=== Section Start ===

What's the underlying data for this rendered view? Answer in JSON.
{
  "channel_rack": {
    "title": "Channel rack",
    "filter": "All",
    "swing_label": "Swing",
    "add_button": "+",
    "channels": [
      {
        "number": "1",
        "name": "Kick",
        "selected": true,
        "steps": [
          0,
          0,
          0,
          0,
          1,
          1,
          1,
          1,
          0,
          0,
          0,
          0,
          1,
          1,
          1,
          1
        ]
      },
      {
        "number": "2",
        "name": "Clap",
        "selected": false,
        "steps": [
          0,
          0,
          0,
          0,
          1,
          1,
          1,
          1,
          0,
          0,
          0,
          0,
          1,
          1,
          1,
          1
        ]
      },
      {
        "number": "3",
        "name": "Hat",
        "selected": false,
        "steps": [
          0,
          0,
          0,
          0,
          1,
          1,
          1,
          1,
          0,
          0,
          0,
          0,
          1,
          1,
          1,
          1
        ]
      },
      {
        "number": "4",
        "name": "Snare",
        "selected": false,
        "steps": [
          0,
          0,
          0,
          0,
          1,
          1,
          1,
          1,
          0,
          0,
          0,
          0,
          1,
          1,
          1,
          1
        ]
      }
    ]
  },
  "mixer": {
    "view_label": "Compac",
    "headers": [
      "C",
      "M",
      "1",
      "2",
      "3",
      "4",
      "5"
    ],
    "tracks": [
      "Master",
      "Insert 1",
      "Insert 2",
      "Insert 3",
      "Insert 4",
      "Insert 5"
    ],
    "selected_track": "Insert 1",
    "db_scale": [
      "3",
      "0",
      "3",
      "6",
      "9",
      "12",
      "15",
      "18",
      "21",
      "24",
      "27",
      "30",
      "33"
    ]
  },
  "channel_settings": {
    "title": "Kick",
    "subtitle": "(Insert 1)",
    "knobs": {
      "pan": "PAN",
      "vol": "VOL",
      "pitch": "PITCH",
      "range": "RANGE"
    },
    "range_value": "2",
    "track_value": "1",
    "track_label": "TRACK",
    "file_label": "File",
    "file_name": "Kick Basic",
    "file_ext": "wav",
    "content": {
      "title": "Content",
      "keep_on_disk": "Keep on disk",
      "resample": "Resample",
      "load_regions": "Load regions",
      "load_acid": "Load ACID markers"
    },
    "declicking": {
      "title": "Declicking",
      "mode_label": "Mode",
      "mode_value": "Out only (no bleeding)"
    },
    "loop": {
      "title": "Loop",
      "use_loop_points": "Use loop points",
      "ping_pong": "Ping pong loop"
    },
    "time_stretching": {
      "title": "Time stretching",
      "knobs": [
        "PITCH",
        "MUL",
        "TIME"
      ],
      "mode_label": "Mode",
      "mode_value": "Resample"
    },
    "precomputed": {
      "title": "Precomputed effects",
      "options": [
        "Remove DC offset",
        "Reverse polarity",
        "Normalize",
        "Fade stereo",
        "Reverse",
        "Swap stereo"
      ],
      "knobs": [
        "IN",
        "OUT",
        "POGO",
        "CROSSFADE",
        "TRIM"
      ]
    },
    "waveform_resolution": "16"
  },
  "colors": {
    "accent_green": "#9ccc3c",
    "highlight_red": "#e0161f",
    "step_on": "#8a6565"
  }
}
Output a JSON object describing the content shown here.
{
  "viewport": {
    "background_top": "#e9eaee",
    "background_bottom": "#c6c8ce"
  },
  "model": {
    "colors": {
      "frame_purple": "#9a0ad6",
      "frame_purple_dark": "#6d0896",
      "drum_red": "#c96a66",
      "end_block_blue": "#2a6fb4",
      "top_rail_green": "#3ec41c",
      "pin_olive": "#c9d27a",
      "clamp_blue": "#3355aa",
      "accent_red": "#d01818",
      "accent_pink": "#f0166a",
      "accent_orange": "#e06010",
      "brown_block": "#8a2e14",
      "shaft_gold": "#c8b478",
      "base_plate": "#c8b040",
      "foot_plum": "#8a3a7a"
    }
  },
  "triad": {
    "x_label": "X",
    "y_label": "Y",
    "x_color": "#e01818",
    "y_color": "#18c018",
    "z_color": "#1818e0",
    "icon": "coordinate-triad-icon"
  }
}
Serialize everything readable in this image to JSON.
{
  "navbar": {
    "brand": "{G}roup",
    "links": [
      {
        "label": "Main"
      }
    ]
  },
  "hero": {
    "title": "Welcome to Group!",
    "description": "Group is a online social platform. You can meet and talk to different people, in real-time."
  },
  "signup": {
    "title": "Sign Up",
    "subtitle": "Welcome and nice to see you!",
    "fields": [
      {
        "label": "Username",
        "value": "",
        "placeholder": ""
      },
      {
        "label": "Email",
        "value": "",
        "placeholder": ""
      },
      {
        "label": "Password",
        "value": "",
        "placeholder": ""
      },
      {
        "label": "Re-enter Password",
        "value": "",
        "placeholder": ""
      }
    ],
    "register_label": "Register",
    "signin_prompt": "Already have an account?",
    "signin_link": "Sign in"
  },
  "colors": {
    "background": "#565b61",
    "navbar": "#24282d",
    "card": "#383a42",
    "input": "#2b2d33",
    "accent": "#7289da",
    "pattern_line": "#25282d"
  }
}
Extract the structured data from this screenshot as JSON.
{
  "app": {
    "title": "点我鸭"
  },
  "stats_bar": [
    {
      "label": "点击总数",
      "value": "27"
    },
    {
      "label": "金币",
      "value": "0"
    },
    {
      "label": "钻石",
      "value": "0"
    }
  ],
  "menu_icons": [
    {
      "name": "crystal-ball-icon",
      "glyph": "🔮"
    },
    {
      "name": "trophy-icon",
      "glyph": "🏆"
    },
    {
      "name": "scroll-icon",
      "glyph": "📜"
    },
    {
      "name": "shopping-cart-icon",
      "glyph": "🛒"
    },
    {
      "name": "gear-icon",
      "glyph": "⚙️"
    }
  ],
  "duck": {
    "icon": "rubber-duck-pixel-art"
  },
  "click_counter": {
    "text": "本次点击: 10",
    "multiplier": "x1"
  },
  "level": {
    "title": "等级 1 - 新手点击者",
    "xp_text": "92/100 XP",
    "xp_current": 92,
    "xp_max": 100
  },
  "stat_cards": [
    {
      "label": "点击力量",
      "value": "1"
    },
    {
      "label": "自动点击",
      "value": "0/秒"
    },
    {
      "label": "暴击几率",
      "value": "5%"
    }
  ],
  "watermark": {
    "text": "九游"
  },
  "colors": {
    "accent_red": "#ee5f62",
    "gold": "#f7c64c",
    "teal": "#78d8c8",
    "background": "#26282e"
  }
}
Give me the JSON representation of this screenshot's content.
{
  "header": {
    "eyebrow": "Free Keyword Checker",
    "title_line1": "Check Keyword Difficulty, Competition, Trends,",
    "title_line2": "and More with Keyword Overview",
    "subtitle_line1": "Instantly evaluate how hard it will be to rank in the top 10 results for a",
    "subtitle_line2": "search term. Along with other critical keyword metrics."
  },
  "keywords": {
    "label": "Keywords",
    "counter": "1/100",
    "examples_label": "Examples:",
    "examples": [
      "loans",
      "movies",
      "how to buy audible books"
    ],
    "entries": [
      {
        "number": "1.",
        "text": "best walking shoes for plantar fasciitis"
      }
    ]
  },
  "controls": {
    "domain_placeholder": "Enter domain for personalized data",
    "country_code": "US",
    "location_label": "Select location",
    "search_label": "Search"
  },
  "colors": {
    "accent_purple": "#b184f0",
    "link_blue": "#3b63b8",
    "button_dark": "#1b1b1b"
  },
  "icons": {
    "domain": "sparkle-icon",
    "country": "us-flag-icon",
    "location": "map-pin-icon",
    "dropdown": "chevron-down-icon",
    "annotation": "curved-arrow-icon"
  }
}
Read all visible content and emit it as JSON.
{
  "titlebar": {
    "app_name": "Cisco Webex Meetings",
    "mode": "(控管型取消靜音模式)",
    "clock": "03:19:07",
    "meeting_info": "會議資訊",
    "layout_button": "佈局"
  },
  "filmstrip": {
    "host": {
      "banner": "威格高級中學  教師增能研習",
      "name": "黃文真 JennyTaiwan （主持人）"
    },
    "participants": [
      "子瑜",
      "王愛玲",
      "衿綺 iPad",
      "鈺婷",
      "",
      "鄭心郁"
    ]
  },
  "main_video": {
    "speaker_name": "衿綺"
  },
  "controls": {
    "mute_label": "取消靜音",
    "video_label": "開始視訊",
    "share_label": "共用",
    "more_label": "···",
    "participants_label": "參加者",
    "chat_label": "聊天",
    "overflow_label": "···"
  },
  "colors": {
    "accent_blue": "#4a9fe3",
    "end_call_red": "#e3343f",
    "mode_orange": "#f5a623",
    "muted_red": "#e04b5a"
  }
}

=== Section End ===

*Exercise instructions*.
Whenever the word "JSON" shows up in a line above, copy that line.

*Response area*.
What's the underlying data for this rendered view? Answer in JSON.
Output a JSON object describing the content shown here.
Serialize everything readable in this image to JSON.
Extract the structured data from this screenshot as JSON.
Give me the JSON representation of this screenshot's content.
Read all visible content and emit it as JSON.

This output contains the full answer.